> _What is required_: Give back every entry exactly; drop the pictures.

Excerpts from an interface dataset
***
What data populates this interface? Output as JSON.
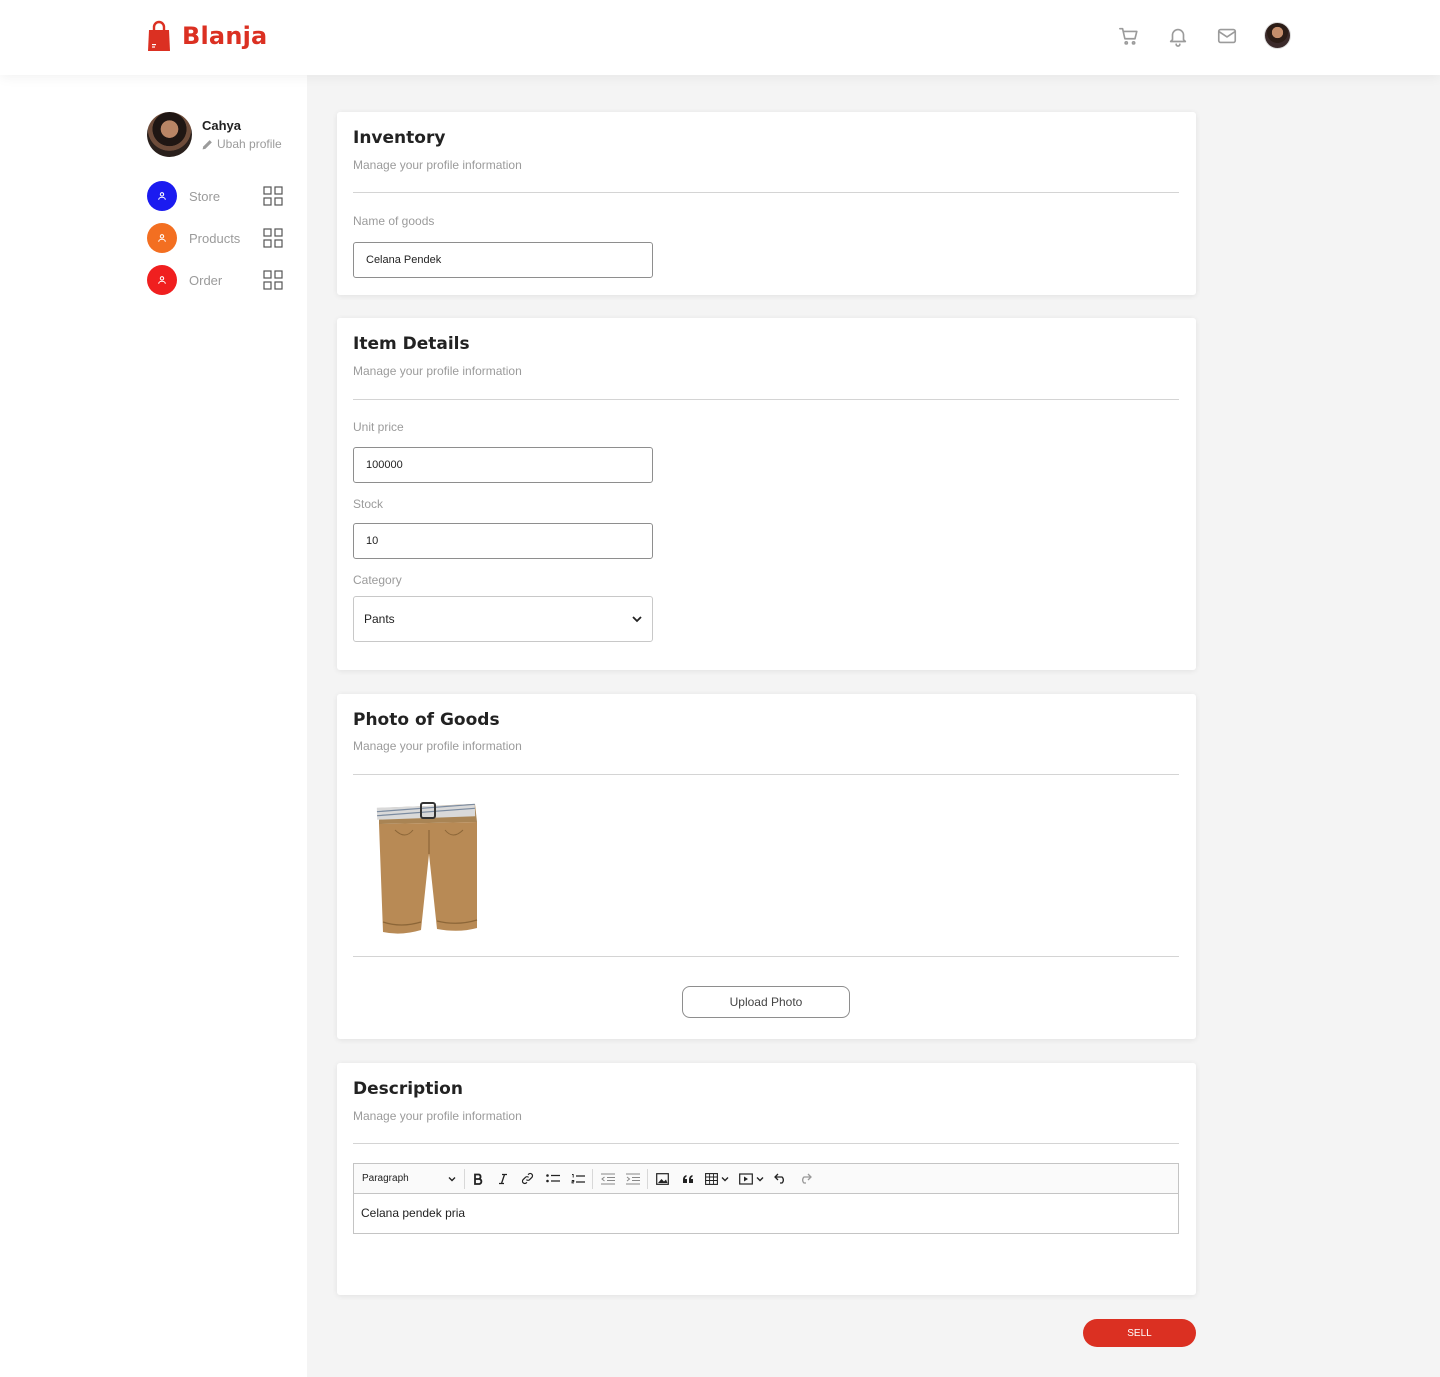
{
  "brand": {
    "name": "Blanja",
    "color": "#DB3022"
  },
  "header": {
    "icons": [
      "cart-icon",
      "bell-icon",
      "mail-icon",
      "user-avatar"
    ]
  },
  "sidebar": {
    "user_name": "Cahya",
    "edit_label": "Ubah profile",
    "items": [
      {
        "label": "Store",
        "color": "#1b1bf0"
      },
      {
        "label": "Products",
        "color": "#F36F21"
      },
      {
        "label": "Order",
        "color": "#F01F1F"
      }
    ]
  },
  "inventory": {
    "title": "Inventory",
    "subtitle": "Manage your profile information",
    "name_label": "Name of goods",
    "name_value": "Celana Pendek"
  },
  "item_details": {
    "title": "Item Details",
    "subtitle": "Manage your profile information",
    "price_label": "Unit price",
    "price_value": "100000",
    "stock_label": "Stock",
    "stock_value": "10",
    "category_label": "Category",
    "category_value": "Pants"
  },
  "photo": {
    "title": "Photo of Goods",
    "subtitle": "Manage your profile information",
    "upload_label": "Upload Photo"
  },
  "description": {
    "title": "Description",
    "subtitle": "Manage your profile information",
    "format_value": "Paragraph",
    "body": "Celana pendek pria"
  },
  "sell_label": "SELL"
}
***
> _Written answer_:
What data populates this interface? Output as JSON.
{
  "brand": {
    "name": "Blanja",
    "color": "#DB3022"
  },
  "header": {
    "icons": [
      "cart-icon",
      "bell-icon",
      "mail-icon",
      "user-avatar"
    ]
  },
  "sidebar": {
    "user_name": "Cahya",
    "edit_label": "Ubah profile",
    "items": [
      {
        "label": "Store",
        "color": "#1b1bf0"
      },
      {
        "label": "Products",
        "color": "#F36F21"
      },
      {
        "label": "Order",
        "color": "#F01F1F"
      }
    ]
  },
  "inventory": {
    "title": "Inventory",
    "subtitle": "Manage your profile information",
    "name_label": "Name of goods",
    "name_value": "Celana Pendek"
  },
  "item_details": {
    "title": "Item Details",
    "subtitle": "Manage your profile information",
    "price_label": "Unit price",
    "price_value": "100000",
    "stock_label": "Stock",
    "stock_value": "10",
    "category_label": "Category",
    "category_value": "Pants"
  },
  "photo": {
    "title": "Photo of Goods",
    "subtitle": "Manage your profile information",
    "upload_label": "Upload Photo"
  },
  "description": {
    "title": "Description",
    "subtitle": "Manage your profile information",
    "format_value": "Paragraph",
    "body": "Celana pendek pria"
  },
  "sell_label": "SELL"
}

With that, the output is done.